Man's physical universe

xanabras

180 THE EARTH AS MAN'S ABODE

mineral is a pure material or nearly pure material that occurs in nature),

quartz {i.e., silicon dioxide), feldspars, and white micas {i.e., complex

silicates of sodium, potassium, aluminum, calcium, magnesium, and

iron). When liquid solutions are cooled slowly, the crystals formed

grow to a large size, while small crystals are formed from rapidly

cooled solutions.

Granites which have been formed slowly have large

quartz and feldspar crystals that give a coarse texture, while other,

more rapidly cooled granites have small quartz and feldspar crystals

and consequently a fine texture.

Basalt contains crystals which are microscopic in size and therefore

presents a homogeneous appearance; it contains less quartz and more

calcium, magnesium, and iron compounds than the granitic rocks.

The chief constituents of the basalts are hornblendes and black mica.

The lower melting-point of basalt results in liquid magma, which flows

more rapidly and cools more quickly. This is the magma of which the

cone type of volcanic mountains is generally made. The basalts are

denser than the granites and are found chiefly under the oceans.

Mountains like the Rocky Mountains, which have been pushed up

from below, are largely granitic in nature. Granite is widely used as a

building-stone.

Sedimentary Rock Is a Product of Erosion.

Sedimentary rock can be identified by characteristic strata formed

by deposition of eroded material from water. The layers are produced

by the uneven rate of sedimentation; thus a full, rushing stream of the

spring carries more materials and carries larger particles farther than

the shallow stream of late fall. Again a stream is constantly eating its

way into the hills, moving so that the mud and silt eventually are

dropped where the sand was deposited before, while the sand is dropped

farther upstream where the gravel was formerly deposited before the

rapid-flowing portion of the water had moved upstream.

Layers of sediment are cemented together by minerals removed

chemically from the water; and as these layers become buried by layer

after layer of rock up to a thickness of thousands of feet, the pressure

makes them more compact.

Conglomerates are sedimentary rocks made from the coarser gravel

and sand. Sand, which is nearly pure quartz produced from the disintegration

of granite, is cemented together to form sandstone. The smaller

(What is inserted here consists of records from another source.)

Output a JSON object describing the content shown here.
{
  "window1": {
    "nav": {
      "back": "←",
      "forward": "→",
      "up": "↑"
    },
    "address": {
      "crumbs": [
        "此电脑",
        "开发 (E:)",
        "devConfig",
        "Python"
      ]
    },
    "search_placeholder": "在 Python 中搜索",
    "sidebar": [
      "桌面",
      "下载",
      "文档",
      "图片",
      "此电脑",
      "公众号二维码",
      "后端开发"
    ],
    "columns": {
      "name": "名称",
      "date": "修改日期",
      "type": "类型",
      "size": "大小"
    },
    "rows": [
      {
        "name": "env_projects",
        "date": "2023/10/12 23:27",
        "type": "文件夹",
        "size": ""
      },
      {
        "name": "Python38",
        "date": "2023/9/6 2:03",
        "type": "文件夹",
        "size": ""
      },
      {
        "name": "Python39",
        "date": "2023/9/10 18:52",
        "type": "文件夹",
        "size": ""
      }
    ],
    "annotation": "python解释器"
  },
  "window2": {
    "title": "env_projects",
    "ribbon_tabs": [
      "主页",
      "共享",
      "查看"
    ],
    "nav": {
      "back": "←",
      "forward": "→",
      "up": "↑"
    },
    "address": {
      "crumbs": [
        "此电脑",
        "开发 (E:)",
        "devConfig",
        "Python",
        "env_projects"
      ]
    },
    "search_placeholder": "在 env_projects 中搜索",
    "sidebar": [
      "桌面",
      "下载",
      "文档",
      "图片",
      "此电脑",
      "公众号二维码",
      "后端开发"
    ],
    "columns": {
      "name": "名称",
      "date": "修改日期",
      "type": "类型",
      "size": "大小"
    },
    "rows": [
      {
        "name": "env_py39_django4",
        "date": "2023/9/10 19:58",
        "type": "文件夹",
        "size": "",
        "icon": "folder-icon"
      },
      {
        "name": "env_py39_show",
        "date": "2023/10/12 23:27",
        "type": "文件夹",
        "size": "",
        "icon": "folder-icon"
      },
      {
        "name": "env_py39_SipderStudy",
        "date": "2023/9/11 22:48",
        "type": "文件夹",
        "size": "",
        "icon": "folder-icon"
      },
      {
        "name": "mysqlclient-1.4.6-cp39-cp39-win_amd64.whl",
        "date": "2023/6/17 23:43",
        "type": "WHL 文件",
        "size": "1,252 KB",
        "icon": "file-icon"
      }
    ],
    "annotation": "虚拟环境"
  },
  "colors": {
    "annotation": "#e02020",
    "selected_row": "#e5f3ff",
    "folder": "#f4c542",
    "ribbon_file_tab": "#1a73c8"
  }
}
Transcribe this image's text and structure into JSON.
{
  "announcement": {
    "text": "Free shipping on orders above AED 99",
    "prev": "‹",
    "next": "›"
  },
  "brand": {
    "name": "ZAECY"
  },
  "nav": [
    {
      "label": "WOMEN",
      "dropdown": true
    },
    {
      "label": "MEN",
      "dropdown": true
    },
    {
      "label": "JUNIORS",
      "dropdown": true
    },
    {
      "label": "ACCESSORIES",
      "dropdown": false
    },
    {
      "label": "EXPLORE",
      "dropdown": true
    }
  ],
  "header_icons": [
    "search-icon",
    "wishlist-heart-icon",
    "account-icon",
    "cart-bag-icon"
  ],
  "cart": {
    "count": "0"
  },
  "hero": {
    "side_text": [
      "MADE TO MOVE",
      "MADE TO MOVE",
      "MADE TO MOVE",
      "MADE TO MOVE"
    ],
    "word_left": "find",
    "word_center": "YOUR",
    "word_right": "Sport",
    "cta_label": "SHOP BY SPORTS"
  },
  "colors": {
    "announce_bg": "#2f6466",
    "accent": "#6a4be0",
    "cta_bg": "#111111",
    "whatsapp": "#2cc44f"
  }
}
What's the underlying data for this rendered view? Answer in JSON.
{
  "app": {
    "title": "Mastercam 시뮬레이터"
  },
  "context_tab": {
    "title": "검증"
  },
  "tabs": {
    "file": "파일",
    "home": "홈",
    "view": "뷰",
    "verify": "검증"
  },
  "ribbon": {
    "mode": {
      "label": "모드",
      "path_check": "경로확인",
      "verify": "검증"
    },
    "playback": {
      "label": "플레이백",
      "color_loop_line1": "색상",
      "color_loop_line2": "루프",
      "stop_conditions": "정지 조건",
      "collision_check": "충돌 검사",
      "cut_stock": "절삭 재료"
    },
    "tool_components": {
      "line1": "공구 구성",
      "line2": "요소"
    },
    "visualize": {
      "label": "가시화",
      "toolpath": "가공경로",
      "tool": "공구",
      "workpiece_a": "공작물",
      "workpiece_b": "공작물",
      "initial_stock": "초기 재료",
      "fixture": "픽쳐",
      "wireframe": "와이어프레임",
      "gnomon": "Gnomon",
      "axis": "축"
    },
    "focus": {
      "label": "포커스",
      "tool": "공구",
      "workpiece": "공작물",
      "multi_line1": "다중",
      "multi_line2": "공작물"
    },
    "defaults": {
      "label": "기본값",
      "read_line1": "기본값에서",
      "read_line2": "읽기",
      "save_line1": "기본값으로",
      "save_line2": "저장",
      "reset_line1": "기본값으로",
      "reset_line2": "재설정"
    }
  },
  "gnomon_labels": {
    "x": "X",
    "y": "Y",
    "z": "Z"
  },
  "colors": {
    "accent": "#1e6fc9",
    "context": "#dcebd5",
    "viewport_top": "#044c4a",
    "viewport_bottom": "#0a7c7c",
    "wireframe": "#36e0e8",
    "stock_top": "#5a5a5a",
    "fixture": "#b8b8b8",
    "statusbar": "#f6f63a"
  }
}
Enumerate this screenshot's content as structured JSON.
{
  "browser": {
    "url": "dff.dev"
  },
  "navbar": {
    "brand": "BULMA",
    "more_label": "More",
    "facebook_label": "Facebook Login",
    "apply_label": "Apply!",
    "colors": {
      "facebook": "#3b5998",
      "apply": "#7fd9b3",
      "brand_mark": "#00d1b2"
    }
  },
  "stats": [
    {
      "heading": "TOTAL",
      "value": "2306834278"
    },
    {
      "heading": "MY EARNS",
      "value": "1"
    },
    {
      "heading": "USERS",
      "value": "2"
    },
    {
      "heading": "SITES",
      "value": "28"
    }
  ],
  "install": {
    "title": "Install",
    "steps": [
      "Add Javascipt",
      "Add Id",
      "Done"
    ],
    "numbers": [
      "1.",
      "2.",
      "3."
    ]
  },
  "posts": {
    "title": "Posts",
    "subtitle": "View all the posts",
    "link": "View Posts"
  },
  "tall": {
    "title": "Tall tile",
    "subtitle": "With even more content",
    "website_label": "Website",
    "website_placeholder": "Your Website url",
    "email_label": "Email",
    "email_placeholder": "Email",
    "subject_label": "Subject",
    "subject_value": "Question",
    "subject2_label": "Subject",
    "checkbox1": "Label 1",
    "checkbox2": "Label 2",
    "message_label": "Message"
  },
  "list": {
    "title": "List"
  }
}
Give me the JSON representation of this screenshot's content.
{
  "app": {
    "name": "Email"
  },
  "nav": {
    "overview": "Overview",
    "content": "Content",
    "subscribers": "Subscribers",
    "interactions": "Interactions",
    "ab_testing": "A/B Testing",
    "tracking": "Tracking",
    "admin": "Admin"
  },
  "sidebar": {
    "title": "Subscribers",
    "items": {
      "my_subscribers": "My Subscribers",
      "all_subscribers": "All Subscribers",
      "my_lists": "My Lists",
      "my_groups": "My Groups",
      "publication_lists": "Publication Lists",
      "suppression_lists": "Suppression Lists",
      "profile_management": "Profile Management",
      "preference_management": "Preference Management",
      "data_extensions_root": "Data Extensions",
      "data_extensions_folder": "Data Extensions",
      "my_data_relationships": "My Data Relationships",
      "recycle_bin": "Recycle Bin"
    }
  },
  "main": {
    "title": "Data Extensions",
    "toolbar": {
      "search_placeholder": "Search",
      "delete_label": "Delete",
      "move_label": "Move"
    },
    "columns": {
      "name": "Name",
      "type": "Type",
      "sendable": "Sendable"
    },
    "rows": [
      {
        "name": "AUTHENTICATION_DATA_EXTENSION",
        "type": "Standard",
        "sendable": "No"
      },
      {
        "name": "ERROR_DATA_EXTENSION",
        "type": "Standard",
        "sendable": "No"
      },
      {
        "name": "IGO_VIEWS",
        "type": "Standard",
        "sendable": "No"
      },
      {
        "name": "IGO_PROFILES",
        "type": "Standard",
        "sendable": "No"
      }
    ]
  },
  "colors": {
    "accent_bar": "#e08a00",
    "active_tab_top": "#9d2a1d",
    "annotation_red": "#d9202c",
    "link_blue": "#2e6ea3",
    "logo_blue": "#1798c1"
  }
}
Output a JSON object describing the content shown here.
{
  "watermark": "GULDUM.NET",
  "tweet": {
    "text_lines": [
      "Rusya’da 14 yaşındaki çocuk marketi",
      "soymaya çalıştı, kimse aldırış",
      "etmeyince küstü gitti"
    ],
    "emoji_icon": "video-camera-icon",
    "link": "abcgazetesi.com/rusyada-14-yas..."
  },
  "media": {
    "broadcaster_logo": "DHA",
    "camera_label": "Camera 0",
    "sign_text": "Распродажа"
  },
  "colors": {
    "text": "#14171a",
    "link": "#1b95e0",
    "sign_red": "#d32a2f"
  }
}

sedimentary particles {i.e., the silt and clay) form the characteristic

laminated shales.

Some of the black-shale deposits contain vast quantities of petroleum,

which can be separated, but not at a cost that will compete with